The word "label" occurs in some of the lines below; copy each of those lines.

- [EXERCISE MATERIALS]:
*** Block opens ***
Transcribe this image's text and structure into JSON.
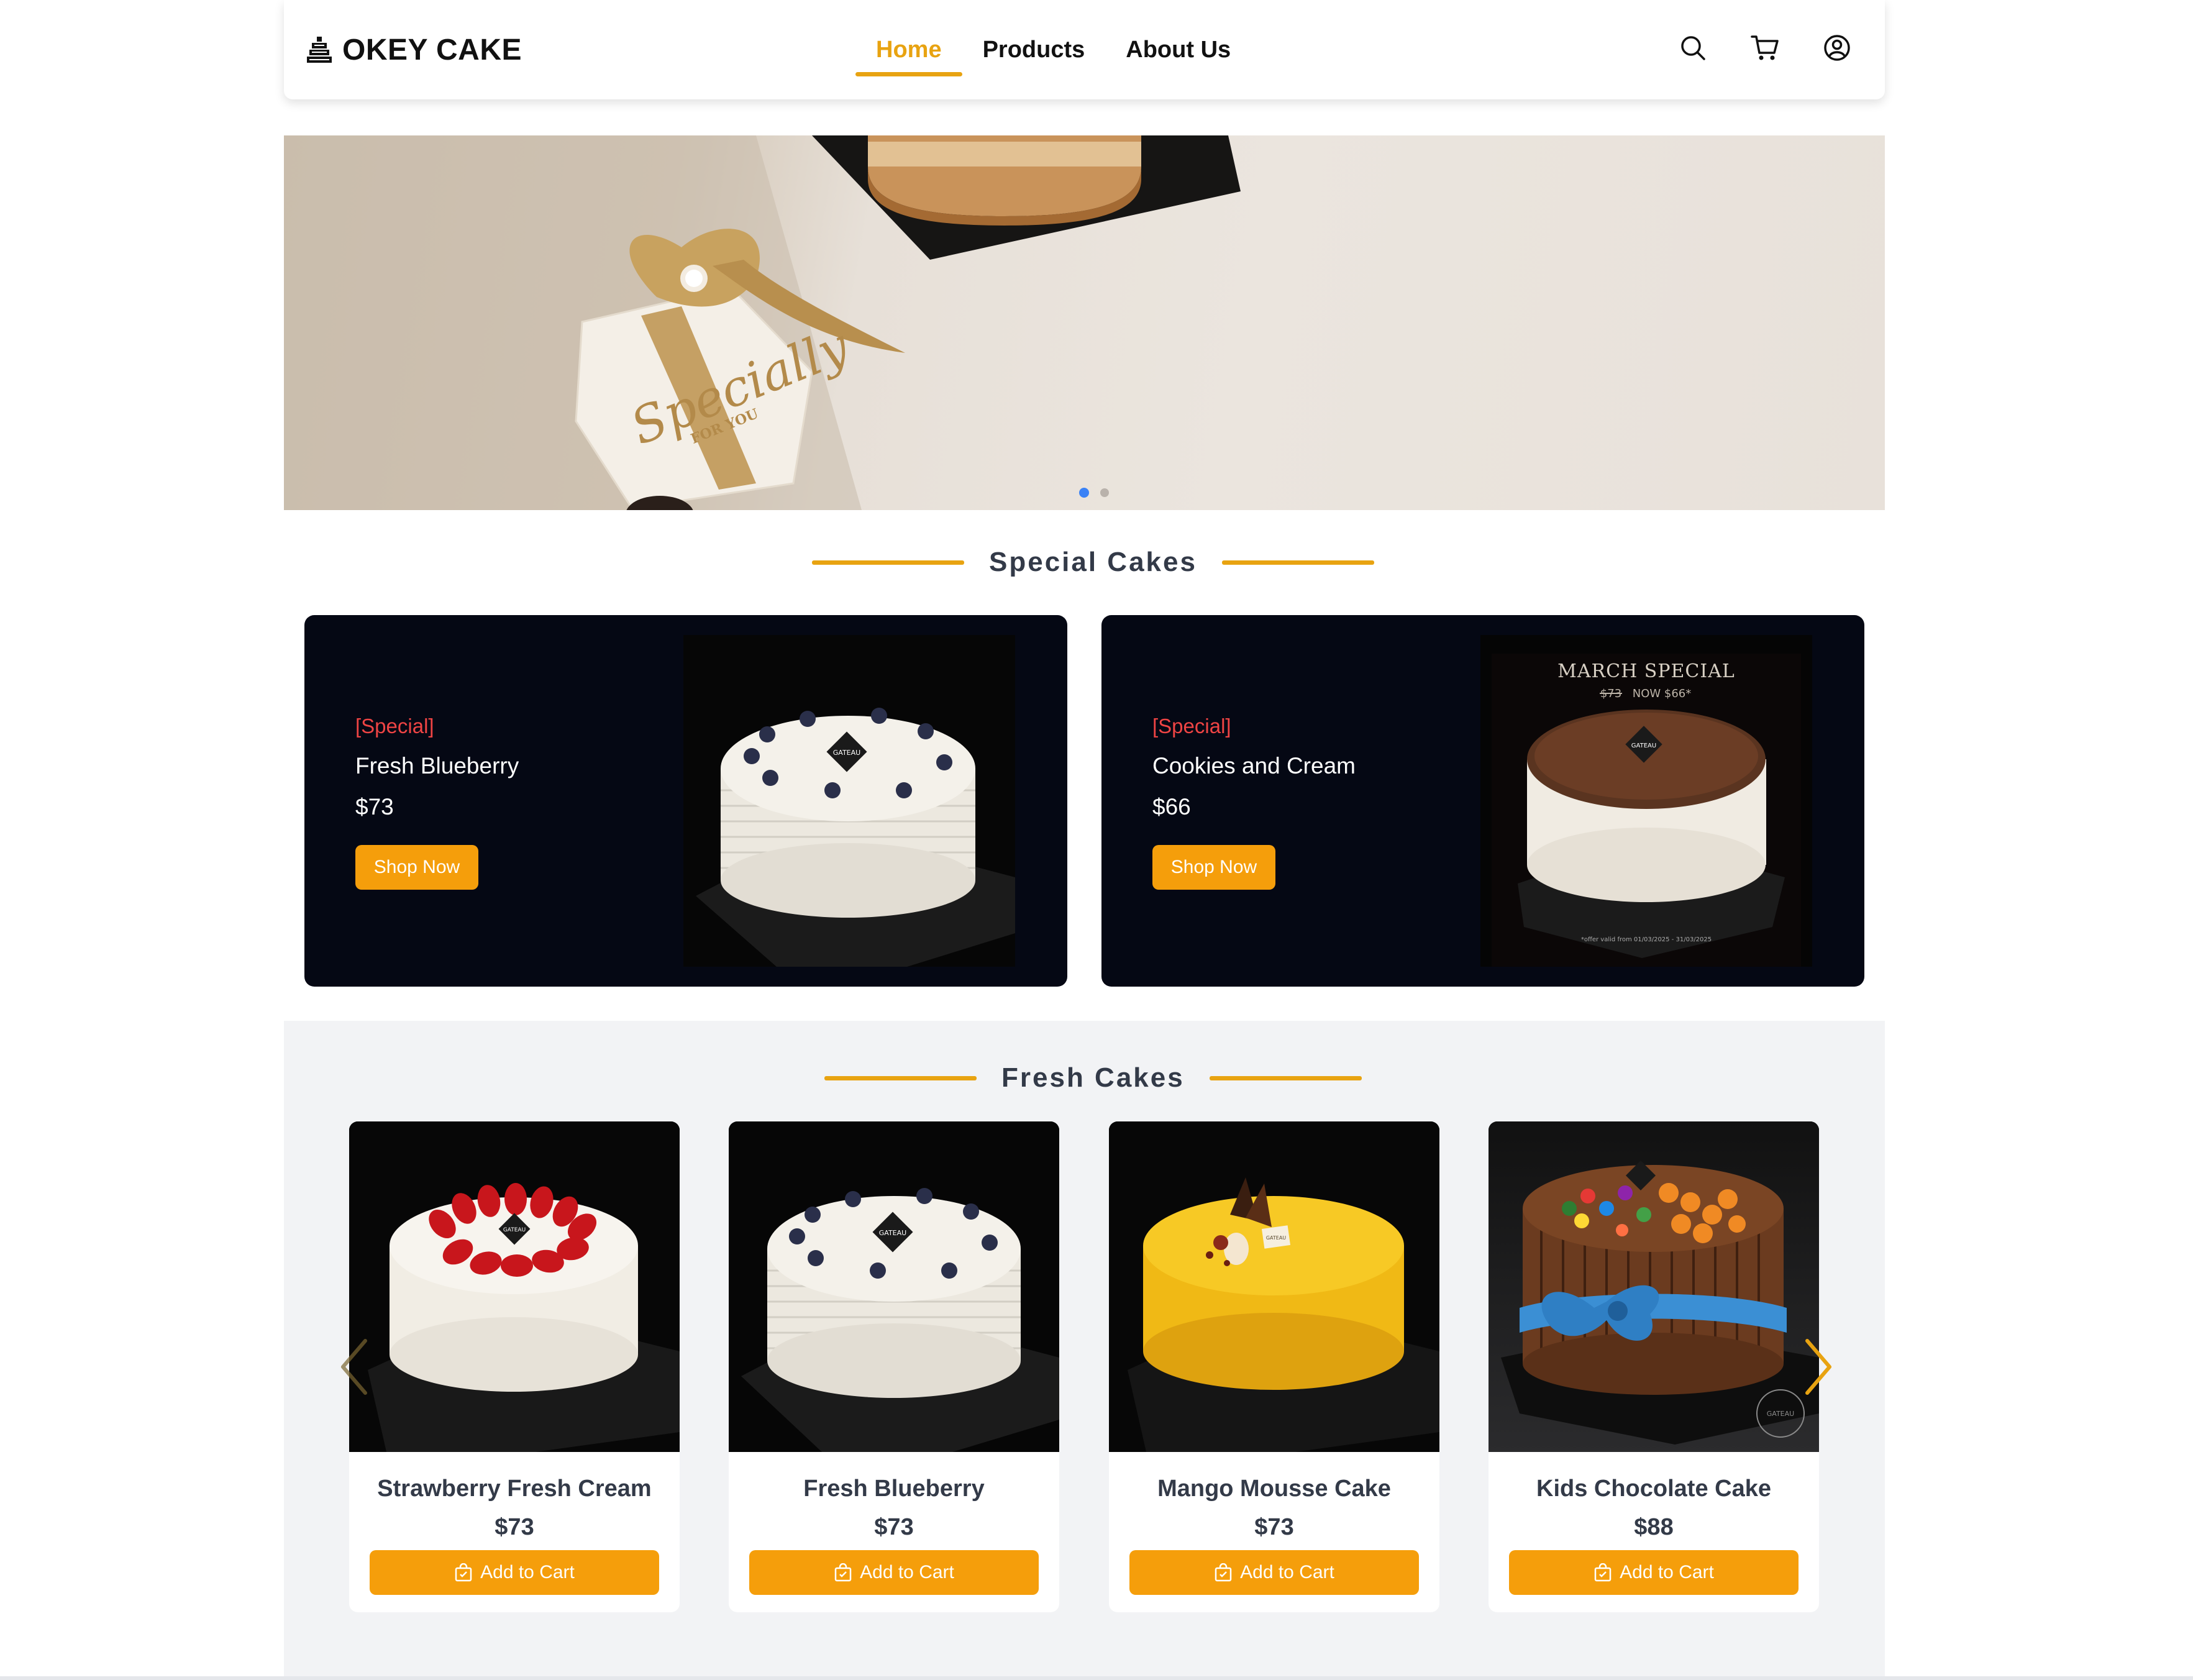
{
  "header": {
    "logo_text": "OKEY CAKE",
    "nav": [
      {
        "label": "Home",
        "active": true
      },
      {
        "label": "Products",
        "active": false
      },
      {
        "label": "About Us",
        "active": false
      }
    ],
    "icons": [
      "search-icon",
      "cart-icon",
      "user-icon"
    ]
  },
  "hero": {
    "box_text_main": "Specially",
    "box_text_sub": "FOR YOU",
    "carousel_slides": 2,
    "active_slide": 1
  },
  "special_section": {
    "title": "Special Cakes",
    "cards": [
      {
        "tag": "[Special]",
        "name": "Fresh Blueberry",
        "price": "$73",
        "button": "Shop Now"
      },
      {
        "tag": "[Special]",
        "name": "Cookies and Cream",
        "price": "$66",
        "button": "Shop Now",
        "promo_title": "MARCH SPECIAL",
        "promo_old_price": "$73",
        "promo_now": "NOW $66*",
        "promo_note": "*offer valid from 01/03/2025 - 31/03/2025"
      }
    ]
  },
  "fresh_section": {
    "title": "Fresh Cakes",
    "cards": [
      {
        "name": "Strawberry Fresh Cream",
        "price": "$73",
        "button": "Add to Cart"
      },
      {
        "name": "Fresh Blueberry",
        "price": "$73",
        "button": "Add to Cart"
      },
      {
        "name": "Mango Mousse Cake",
        "price": "$73",
        "button": "Add to Cart"
      },
      {
        "name": "Kids Chocolate Cake",
        "price": "$88",
        "button": "Add to Cart"
      }
    ]
  },
  "cake_badge_text": "GATEAU",
  "colors": {
    "accent": "#e8a311",
    "button": "#f59e0b",
    "special_tag": "#ef4444",
    "dark_card": "#050814",
    "carousel_active": "#3b82f6"
  }
}
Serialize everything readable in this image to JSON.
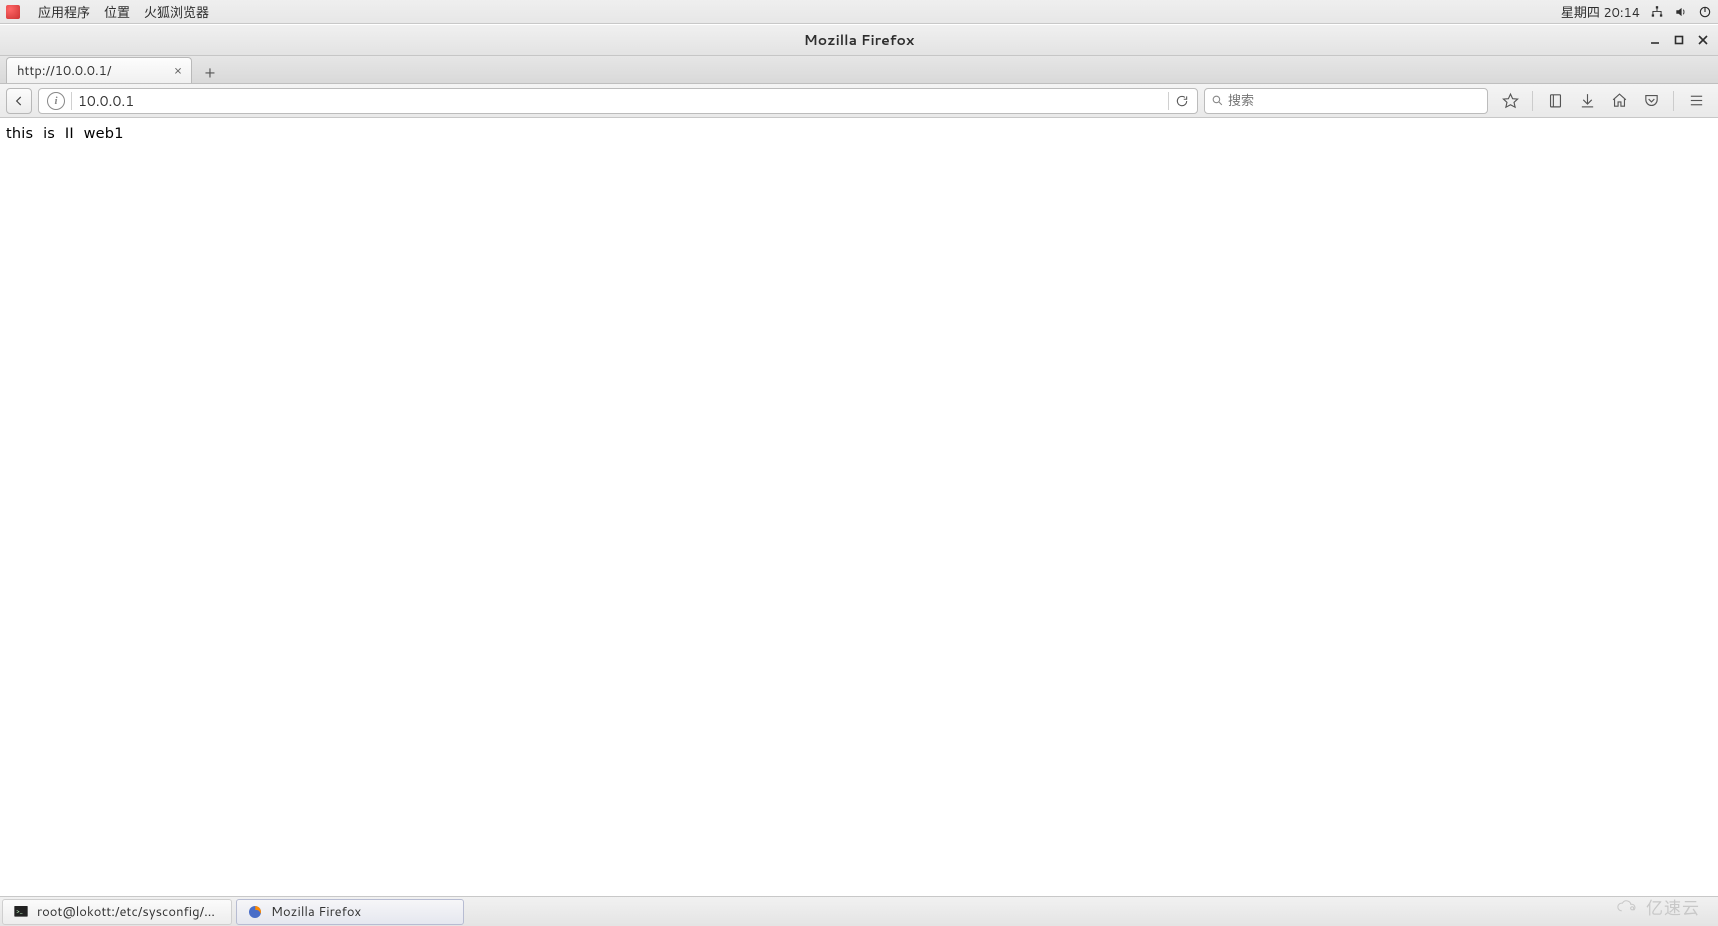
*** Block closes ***
- [WRITTEN SOLUTION]:
        "label": "Home",
        "label": "Products",
        "label": "About Us",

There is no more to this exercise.